The latest measures by the Monetary Authority of Singapore (MAS) and industry bodies will be in place from Monday (6 April) onwards. These measures will allow distressed homeowners to apply to finance company or banks to defer just the principal payment or both principal and interest payments until 31 December this year amid the pandemic.
Deferred interest payments will not accrue interest whereas only the deferred principal amount will accrue interest. As for mortgages, the request for deferment will be approved by lenders provided that the borrower is not in arrears for more than 90 days as at 6 April. There is no need for borrowers to demonstrate any impact from the pandemic to be allowed deferment.
Those with unsecured credit facilities from banks or other credit card issuers can convert their outstanding balances to term loans at a lower rate of interest by applying to their banks. Compared to the rate charged on credit cards at 26 per cent, this term loans rate is limited to 8 per cent. Depending on the person’s ability to pay the minimum monthly repayment, the term can be up to five years for the converted loan.
All individuals who are at risk of incurring considerable arrears and those who have suffered loss of 25 per cent of more in monthly income after 1 February can choose the option provided. Starting from 6 April to 31 December this year, individuals can apply to their lenders to convert their outstanding unsecured debt.
MAS added on Tuesday that SMEs with more than S$40 billion secured borrowings are estimated to qualify to have banks and finance companies defer their principal payments until the end of 2020 during this pandemic.
This qualification is, however, subjected to the assessment of quality of the SMEs’ security by finance companies and banks, which are also expected to assist SME customers to adjust their loan repayment schedules for other types of loan facilities in addition to secured term loans.
SMEs that wish to extend the tenure of their loans until the corresponding principal deferment period can choose do so. This is allowed for SMEs which continue to pay interest and remain in good standing with their banks and finance companies by having not more than 90 days past due on 6 April.

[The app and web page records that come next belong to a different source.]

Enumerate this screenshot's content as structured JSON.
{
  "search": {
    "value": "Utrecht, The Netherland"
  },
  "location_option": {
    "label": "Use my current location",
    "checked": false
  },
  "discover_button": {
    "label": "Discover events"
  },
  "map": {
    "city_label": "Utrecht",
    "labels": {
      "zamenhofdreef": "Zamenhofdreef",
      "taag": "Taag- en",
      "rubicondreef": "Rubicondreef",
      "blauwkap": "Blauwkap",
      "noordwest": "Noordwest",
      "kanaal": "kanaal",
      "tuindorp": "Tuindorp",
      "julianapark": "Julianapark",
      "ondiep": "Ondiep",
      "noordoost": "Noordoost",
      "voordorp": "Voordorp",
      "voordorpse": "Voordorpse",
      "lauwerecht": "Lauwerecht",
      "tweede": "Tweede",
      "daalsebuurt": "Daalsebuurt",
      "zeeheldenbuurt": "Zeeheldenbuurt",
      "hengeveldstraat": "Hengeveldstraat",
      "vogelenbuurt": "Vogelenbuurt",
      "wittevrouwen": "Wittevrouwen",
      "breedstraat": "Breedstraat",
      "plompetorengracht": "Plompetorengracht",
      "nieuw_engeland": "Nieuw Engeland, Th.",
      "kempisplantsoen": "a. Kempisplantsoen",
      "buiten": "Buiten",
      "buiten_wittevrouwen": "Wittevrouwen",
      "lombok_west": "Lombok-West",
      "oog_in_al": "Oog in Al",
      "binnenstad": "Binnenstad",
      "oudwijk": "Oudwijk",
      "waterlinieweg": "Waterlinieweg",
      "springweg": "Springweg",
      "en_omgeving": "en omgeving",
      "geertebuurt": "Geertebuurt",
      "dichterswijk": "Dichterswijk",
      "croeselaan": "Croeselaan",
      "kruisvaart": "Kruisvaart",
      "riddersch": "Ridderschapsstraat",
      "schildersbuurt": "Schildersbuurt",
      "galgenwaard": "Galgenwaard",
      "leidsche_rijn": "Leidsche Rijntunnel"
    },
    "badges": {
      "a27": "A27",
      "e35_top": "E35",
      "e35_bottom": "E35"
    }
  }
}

MAS stated that “the relief for individuals and SMEs will be provided on an opt-in basis, as their cashflow circumstances will differ.”
Through the new MAS Singdollar Facility for loans under Enterprise Singapore’s Temporary Bridging Loan Programme and SME Working Capital Loan scheme, banks and finance companies can apply later for low-cost funding. These funds can be applied by banks and finance companies until December this year with the condition that they will pass on the savings in funding cost to their SME borrowers. From this, the interest rates charged on eligible SME borrowers will be lower.

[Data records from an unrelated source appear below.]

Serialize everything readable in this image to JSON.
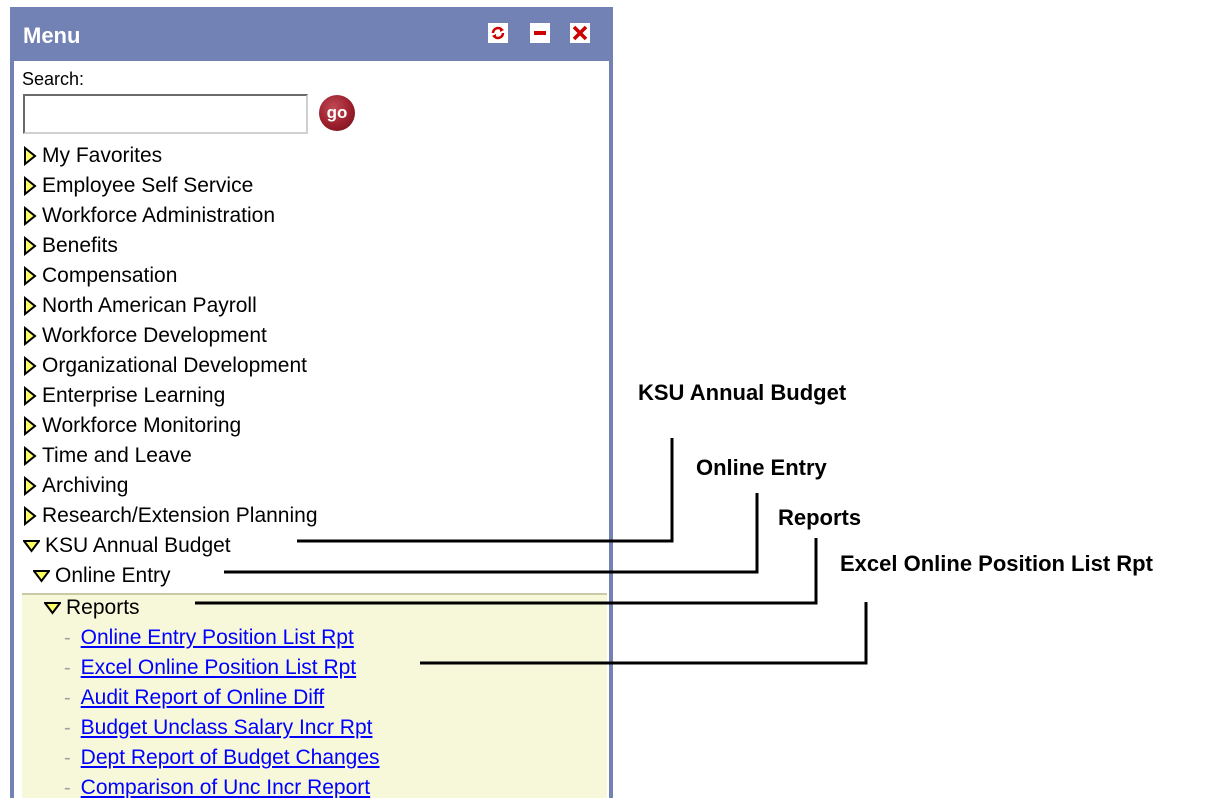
{
  "menu": {
    "title": "Menu",
    "header_icons": [
      "refresh-icon",
      "minimize-icon",
      "close-icon"
    ],
    "search_label": "Search:",
    "search_value": "",
    "go_label": "go",
    "items": [
      {
        "label": "My Favorites",
        "state": "collapsed"
      },
      {
        "label": "Employee Self Service",
        "state": "collapsed"
      },
      {
        "label": "Workforce Administration",
        "state": "collapsed"
      },
      {
        "label": "Benefits",
        "state": "collapsed"
      },
      {
        "label": "Compensation",
        "state": "collapsed"
      },
      {
        "label": "North American Payroll",
        "state": "collapsed"
      },
      {
        "label": "Workforce Development",
        "state": "collapsed"
      },
      {
        "label": "Organizational Development",
        "state": "collapsed"
      },
      {
        "label": "Enterprise Learning",
        "state": "collapsed"
      },
      {
        "label": "Workforce Monitoring",
        "state": "collapsed"
      },
      {
        "label": "Time and Leave",
        "state": "collapsed"
      },
      {
        "label": "Archiving",
        "state": "collapsed"
      },
      {
        "label": "Research/Extension Planning",
        "state": "collapsed"
      },
      {
        "label": "KSU Annual Budget",
        "state": "expanded"
      }
    ],
    "online_entry": "Online Entry",
    "reports": "Reports",
    "report_links": [
      "Online Entry Position List Rpt",
      "Excel Online Position List Rpt",
      "Audit Report of Online Diff",
      "Budget Unclass Salary Incr Rpt",
      "Dept Report of Budget Changes",
      "Comparison of Unc Incr Report"
    ]
  },
  "callouts": {
    "ksu_annual_budget": "KSU Annual Budget",
    "online_entry": "Online Entry",
    "reports": "Reports",
    "excel_report": "Excel Online Position List Rpt"
  },
  "colors": {
    "header": "#7382b4",
    "reports_bg": "#f7f7da",
    "link": "#0000ff",
    "go_button": "#9b1f2c",
    "close_red": "#cc0000"
  }
}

Furthermore, relief measures for individuals and corporates with general insurance policies have also been announced by MAS. Similar to insurance policyholders who decide to defer their policy instalment payments, the debt deferment entails that customers settle the payments later and their total payments will be lifted by the deferment.
MAS also stressed that “Deferring payments increases future obligations and hence borrowers and policyholders should weigh their options carefully. Financial institutions will process all applications expeditiously.”
Banks in Singapore have laid out their own relief packages. These include offers of cashflow assistance and extending out repayments for credit-worthy customers who the three banks (UOB, OCBC, DBS) deem can weather through the pandemic. Nonetheless, the terms have varied.
The first bank to announce relief assistance for Singapore-based companies, particularly SMEs, was UOB, with a sum of S$3 billion. The relief assistance includes servicing their loan interest as well as letting impacted companies rework their principal repayments for up to a year.
OCBC followed suit a day later with the provision of targeted support to impacted customers in its core markets such as Singapore, Hong Kong and Malaysia. The targeted support includes working capital financing of up to S$600,000 at “attractive” rates, collateral-free temporary bridging loan of up to S$1 million with flexible repayment period in addition to a six-month principal moratorium for business loans. Unlike DBS, OCBS has not limited the final number on the estimated magnitude of its relief assistance.
According to DBS, to deal with SMEs’ “most urgent cashflow needs”, it would offer liquidity relief packages to them. This includes an extension of import facilities of up to 60 days alongside a six-month principal repayment moratorium for SME property loans.
The repayment moratoriums for mortgage loans will be according to the criteria set by the banks.
With these new measures, MAS hopes to standardise the terms of various relief packages announced by banks in Singapore amid this current COVID-19 pandemic.